By Katie Fallon

Finger pointing and allegations of improprieties flew at the Sept. 18 City Council meeting before the council voted against allowing a 31-home development that would have included a 10,500-square-foot home for 12 priests.

The application also included two concurrent variances, but the sticking point in all the community meetings leading up to the Tuesday evening vote, as well as the council meeting itself, was the home developer Richard Donner and Southern Gentry wanted to include for the dozen members of the Legionnaires of Christ, which is an arm of the Catholic Church.

In the end, council members Diane Friess, Rusty Paul, Ashley Jenkins and Tibby DeJulio voted against the project because they viewed the church as an inconsistent addition to the surrounding Greenland Road neighborhoods and not the intention of the CUP zoning Donner was requesting.

Donner’s plan for the home was to build a 12-bedroom, 12-bathroom house with an eight-car garage and a chapel designed to house the priests prayer services four times a day.

But the allegations of improprieties came when it was revealed for the first time in the myriad of public meetings that Donner had promised to make a $7,500 donation to High Point Elementary School once his project was approved. The High Point Civic Association has been Donner’s most vocal supporter.

Paul initiated the allegations when he accused Donner of outright lying to him the day prior to the meeting. Donner visited Paul’s office and told him he had not made any contributions to his supporters. Donner, however, said he did not lie because he has not made any such payments yet.

Similarly, Paul alleged that Donner attempted to attack Community Development Director Nancy Leathers’ character when Donner said Leathers told him not to refer to the home as a church when presenting the plan to the council.

“I was incredulous by that,” Paul said. “I’ve found her to be unbelievably trustworthy and truthful and up front in every instance. When I asked her about it, she was flabbergasted that would be [Donner’s] interpretation.”

One of the most telling statements made by the council came from DeJulio, who all but denounced the High Point Civic Association for their deal with Donner. DeJulio was a long time board member until he had to remove himself when he ran for city council.

“To me, this ends the credibility of the High Point Civic Association,” DeJulio said.

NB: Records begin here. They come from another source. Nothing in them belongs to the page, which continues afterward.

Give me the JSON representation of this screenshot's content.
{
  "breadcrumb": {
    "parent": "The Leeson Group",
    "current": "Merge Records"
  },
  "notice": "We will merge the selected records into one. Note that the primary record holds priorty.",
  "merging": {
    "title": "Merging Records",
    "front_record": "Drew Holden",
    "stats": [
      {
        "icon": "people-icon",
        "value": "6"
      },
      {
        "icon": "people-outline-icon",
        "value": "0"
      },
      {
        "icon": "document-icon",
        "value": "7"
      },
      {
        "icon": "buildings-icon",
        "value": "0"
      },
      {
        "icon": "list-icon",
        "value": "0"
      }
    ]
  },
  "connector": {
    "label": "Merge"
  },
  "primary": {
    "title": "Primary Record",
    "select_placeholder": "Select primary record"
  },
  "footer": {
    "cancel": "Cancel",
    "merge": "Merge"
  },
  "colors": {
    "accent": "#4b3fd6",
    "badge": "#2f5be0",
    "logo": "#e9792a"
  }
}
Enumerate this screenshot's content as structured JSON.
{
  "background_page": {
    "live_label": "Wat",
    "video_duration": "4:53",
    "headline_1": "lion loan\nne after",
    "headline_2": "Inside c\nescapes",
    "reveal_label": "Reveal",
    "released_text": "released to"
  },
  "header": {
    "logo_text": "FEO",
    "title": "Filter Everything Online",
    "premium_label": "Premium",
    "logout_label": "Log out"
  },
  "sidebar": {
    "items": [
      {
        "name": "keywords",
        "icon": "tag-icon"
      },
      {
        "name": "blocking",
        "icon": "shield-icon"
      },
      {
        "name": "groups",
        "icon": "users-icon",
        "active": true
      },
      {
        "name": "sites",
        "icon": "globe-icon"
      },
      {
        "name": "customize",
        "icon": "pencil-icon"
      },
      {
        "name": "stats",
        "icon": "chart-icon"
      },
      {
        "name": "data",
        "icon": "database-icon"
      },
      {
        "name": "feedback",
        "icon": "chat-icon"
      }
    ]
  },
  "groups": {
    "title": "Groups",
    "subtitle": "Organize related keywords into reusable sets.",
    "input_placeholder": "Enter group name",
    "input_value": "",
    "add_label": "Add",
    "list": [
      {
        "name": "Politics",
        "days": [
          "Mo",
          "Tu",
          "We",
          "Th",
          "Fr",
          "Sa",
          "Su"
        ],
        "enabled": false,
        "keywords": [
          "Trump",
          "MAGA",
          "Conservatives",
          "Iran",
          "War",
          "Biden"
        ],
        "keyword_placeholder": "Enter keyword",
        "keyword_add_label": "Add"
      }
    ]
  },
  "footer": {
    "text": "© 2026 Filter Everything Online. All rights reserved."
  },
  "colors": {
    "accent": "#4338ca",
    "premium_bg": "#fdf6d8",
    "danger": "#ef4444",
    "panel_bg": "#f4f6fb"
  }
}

The Ledgemont Homeowners Association, which has been a vocal opponent of Donner’s at every public meeting, was pleased with the decision. Caroline Kresky, a member of the group’s zoning committee, has helped fight the project for several months.

“I’m delighted,” Kresky said. “I think that it was the correct decision. This rectory is of no conceivable benefit to my community or any of the surrounding communities. It is a personal mission of Mr. Donner’s.”

Donner, however, was not deterred by either the allegations made against him or the vote itself. He said he is planning an appeal.

“I will come back,” Donner said. “There are several options, but we will certainly look at all of our options and we will be back.”

Donner also leveled his own allegations against the city council.

“It seemed to me like a lot of people had personal bias and personal intentions from the beginning. That’s how they chose to vote, despite the overwhelming evidence of our rights to be there, the priests’ rights to be there, the overwhelming support we have from the community, the staff support and the Planning Commission support. The individual council members that voted against us have there own agenda.”

District 6 councilwoman Karen Meinzen McEnerny, who was the lone opposition vote, said she has never seen an issue cause as much tension as the Southern Gentry development has.

“Frankly, it has been one of the most contentious zoning issues since I’ve been on the city council,” she said.